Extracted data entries
»»

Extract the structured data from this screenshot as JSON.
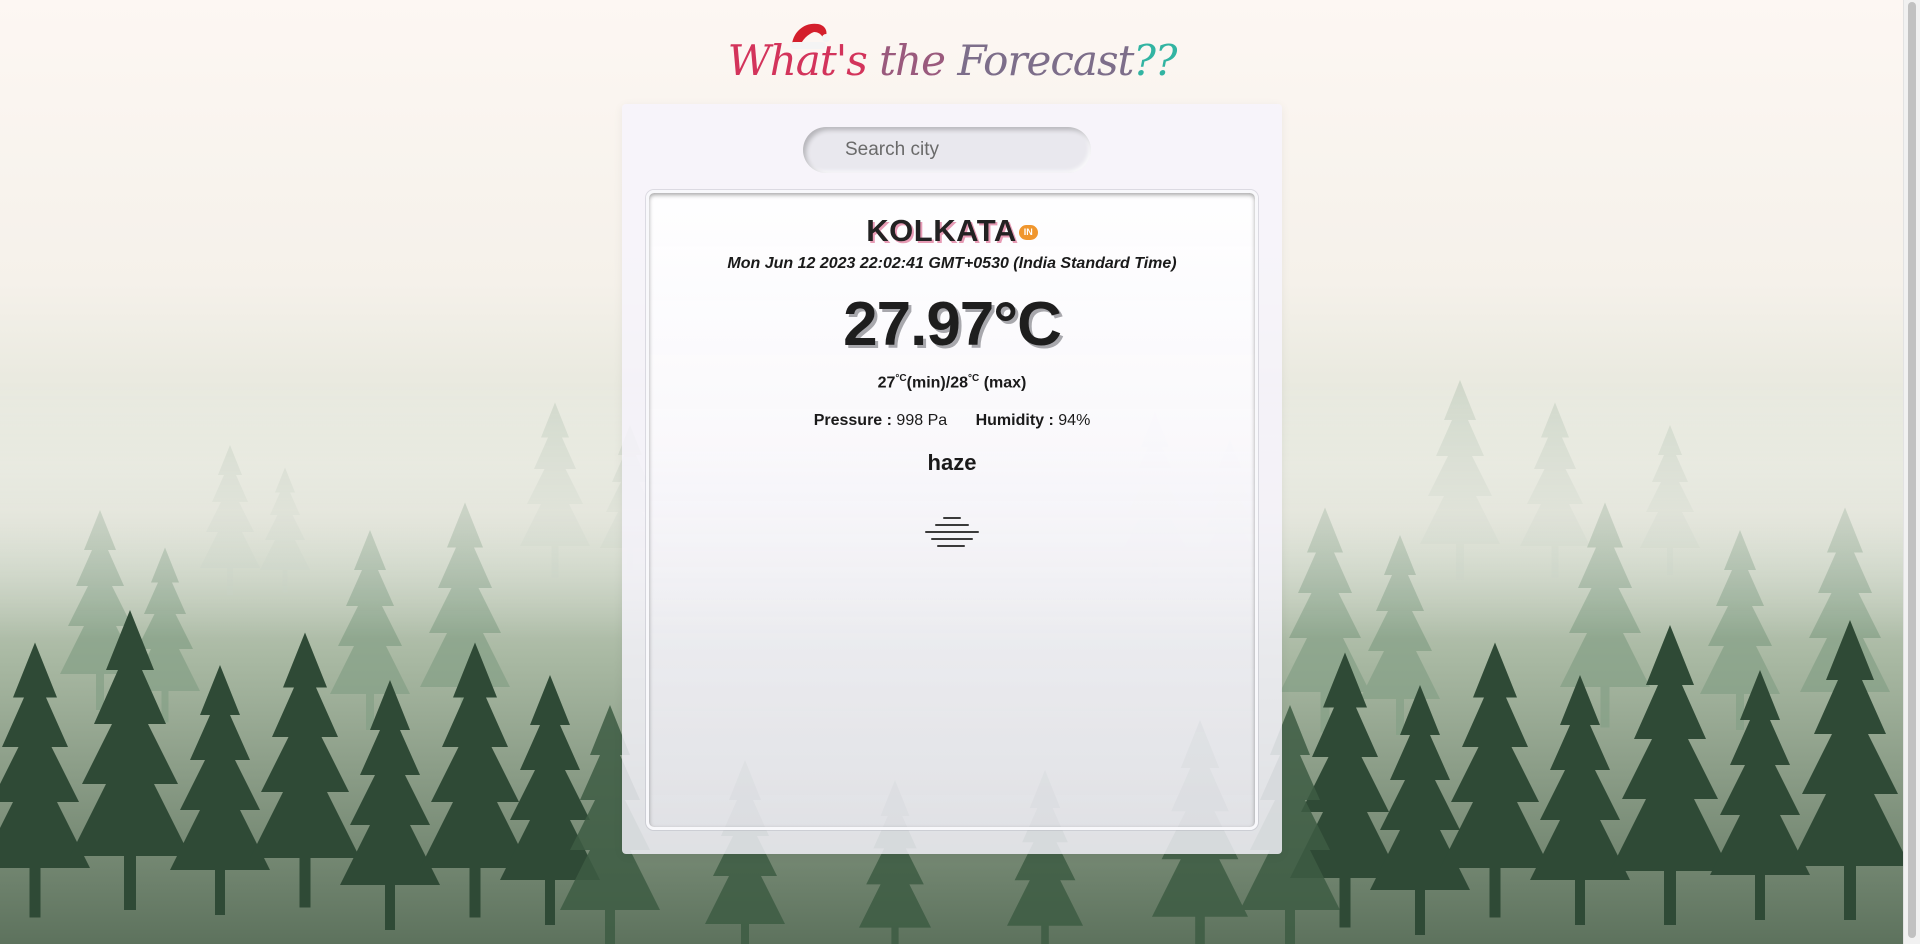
{
  "title": {
    "part1": "What's",
    "part2": "the",
    "part3": "Forecast",
    "part4": "??",
    "hat_icon": "santa-hat-icon"
  },
  "search": {
    "placeholder": "Search city",
    "value": ""
  },
  "weather": {
    "city": "KOLKATA",
    "country_code": "IN",
    "datetime": "Mon Jun 12 2023 22:02:41 GMT+0530 (India Standard Time)",
    "temperature": "27.97°C",
    "min_temp": "27",
    "max_temp": "28",
    "unit_sup": "°C",
    "min_label": "(min)/",
    "max_label": "(max)",
    "pressure_label": "Pressure :",
    "pressure_value": "998 Pa",
    "humidity_label": "Humidity :",
    "humidity_value": "94%",
    "description": "haze",
    "icon": "haze-icon"
  },
  "colors": {
    "title_pink": "#d3345b",
    "title_mauve": "#9a5a7d",
    "title_teal": "#32b4a2",
    "badge_orange": "#f0962d",
    "city_shadow": "#e79bb5"
  }
}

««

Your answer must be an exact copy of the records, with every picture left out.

Worked solution |
Extract the structured data from this screenshot as JSON.
{
  "title": {
    "part1": "What's",
    "part2": "the",
    "part3": "Forecast",
    "part4": "??",
    "hat_icon": "santa-hat-icon"
  },
  "search": {
    "placeholder": "Search city",
    "value": ""
  },
  "weather": {
    "city": "KOLKATA",
    "country_code": "IN",
    "datetime": "Mon Jun 12 2023 22:02:41 GMT+0530 (India Standard Time)",
    "temperature": "27.97°C",
    "min_temp": "27",
    "max_temp": "28",
    "unit_sup": "°C",
    "min_label": "(min)/",
    "max_label": "(max)",
    "pressure_label": "Pressure :",
    "pressure_value": "998 Pa",
    "humidity_label": "Humidity :",
    "humidity_value": "94%",
    "description": "haze",
    "icon": "haze-icon"
  },
  "colors": {
    "title_pink": "#d3345b",
    "title_mauve": "#9a5a7d",
    "title_teal": "#32b4a2",
    "badge_orange": "#f0962d",
    "city_shadow": "#e79bb5"
  }
}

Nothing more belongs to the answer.